Prepare the paper by cutting cardstock or construction paper in half and then pre-folding for kindergarteners. The paper shown below is half of a regular-sized piece of paper (5.5” x 8.5”). Have a lot of other smaller pieces of colored paper available for students to cut into eyes, arms, mouths, and so forth. It is helpful to have four or five boxes of colored paper so each table can have its own supplies.
Read aloud to students the book Go Away Big Green Monster by Ed Emberley. Talk about some of the shapes seen on the monster.
Teacher: Let’s talk about two different kinds of shapes: geometric shapes and organic shapes. Geometric shapes often have perfect, uniform lines and measurements like circles, squares, and triangles do. There are also organic shapes. Organic shapes are usually curvy, irregular shapes that are often found in nature.
Show examples of shapes for the students to see. Give students the opportunity to identify the geometric and organic shapes they see in the book illustrations.
Teacher: Many shapes can make up a monster! Since monsters are imaginary, they can even have lots of eyes and a squiggly body if you want. Today you will be making your own monster by cutting and gluing shapes.
Have students start by cutting around the sides of the folded cardstock/construction paper so that it is not just a rectangle. This will be the overall shape of the monster’s body. Next, students will choose smaller shapes from the box or cut their own shapes to create a head, arms, legs, or other body parts. They will glue these to the main body. Encourage students to use their imaginations to make a creative, unique monster with lots of shapes. Demonstrate and talk to the students about choosing colors that stand out from each other.

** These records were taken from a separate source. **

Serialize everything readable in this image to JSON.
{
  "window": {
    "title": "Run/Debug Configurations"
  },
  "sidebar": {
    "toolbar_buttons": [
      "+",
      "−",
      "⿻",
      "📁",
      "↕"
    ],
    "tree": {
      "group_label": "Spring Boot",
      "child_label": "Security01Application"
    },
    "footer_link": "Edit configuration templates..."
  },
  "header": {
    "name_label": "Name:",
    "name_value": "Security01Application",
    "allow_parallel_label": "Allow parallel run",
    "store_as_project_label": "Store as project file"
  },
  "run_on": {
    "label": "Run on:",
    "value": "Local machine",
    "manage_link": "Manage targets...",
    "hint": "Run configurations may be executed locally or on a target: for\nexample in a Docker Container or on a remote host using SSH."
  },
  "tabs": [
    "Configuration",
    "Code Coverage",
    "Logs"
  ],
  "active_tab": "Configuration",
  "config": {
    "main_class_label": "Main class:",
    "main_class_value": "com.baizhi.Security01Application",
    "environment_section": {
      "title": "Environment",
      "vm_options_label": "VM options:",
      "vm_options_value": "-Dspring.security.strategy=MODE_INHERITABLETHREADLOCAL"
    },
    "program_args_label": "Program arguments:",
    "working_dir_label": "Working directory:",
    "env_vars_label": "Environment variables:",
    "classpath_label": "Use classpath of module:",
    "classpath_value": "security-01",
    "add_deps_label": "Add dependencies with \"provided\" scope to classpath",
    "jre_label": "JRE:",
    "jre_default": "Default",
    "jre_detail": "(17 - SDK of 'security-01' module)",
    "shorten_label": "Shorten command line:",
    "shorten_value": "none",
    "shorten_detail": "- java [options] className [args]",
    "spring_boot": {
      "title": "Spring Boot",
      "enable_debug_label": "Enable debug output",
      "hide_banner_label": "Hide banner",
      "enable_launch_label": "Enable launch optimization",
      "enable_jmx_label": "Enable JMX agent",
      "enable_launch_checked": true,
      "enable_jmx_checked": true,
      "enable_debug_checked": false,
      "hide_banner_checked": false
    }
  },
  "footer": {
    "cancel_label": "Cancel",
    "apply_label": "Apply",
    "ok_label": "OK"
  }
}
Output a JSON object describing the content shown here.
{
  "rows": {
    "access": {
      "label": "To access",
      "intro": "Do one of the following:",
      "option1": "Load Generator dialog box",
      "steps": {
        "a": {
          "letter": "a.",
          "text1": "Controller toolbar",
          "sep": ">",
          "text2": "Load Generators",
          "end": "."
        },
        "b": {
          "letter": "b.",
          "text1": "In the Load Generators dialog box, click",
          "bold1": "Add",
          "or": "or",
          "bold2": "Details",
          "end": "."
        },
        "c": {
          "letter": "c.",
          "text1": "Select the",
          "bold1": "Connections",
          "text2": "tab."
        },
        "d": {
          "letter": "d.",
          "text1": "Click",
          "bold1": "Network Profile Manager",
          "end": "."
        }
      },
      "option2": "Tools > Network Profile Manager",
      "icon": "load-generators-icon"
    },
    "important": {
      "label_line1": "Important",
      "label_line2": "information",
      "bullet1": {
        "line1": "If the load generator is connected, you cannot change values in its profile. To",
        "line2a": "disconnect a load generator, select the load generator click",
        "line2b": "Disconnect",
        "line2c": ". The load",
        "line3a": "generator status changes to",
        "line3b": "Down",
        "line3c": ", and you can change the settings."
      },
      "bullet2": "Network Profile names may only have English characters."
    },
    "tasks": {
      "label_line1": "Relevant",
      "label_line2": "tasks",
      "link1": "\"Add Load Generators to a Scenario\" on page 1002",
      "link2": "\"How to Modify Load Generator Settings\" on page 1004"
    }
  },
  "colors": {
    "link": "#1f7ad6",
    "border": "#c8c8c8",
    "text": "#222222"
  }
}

Teacher: If you glue a blue shape on top of blue paper, you won’t be able to see the shape very well. Make sure you choose a variety of colors when making your monster.
Crayons and markers can also be used if you desire. Encourage students to talk about their monsters with their peers and share what they are making. They can talk about how many eyes they are going to make or why they decided to draw the teeth the way they did. After a student is finished, have an adult hot-glue the arms and popsicle stick inside.
If short on time, consider having students create monster features with markers instead of cutting out shapes. Students can draw shapes and add monster details with markers on a rectangular piece of paper. See examples below.
Choose to use one of the following games that use common prepositions and compare similarities and differences.
The students’ monster art may be used as manipulatives for the following math activities:
This lesson can be used to meet standards in many grades and subject areas. We will highlight one grade’s standards to give an example of application.
Understand addition as putting together and adding to, and understand subtraction as taking apart and taking from (Standards K.OA.1-5).
Standard K.OA.1: Represent addition and subtraction with objects, fingers, mental images, simple drawings, or sounds. For example, use clapping, act out situations, and use verbal explanations, expressions, or equations.
Students will generate artistic work by conceptualizing, organizing, and completing their artistic ideas. They will refine original work through persistence, reflection, and evaluation (Standards K.V.CR.1-3).
Standard K.V.CR.3: Share and talk about the artwork and the process of making art while creating.
Images 1: Ed Emberley
Image 2-4: Christine Palmer
Image 5: Rachel Gonthier
Images 6-15: Christine Palmer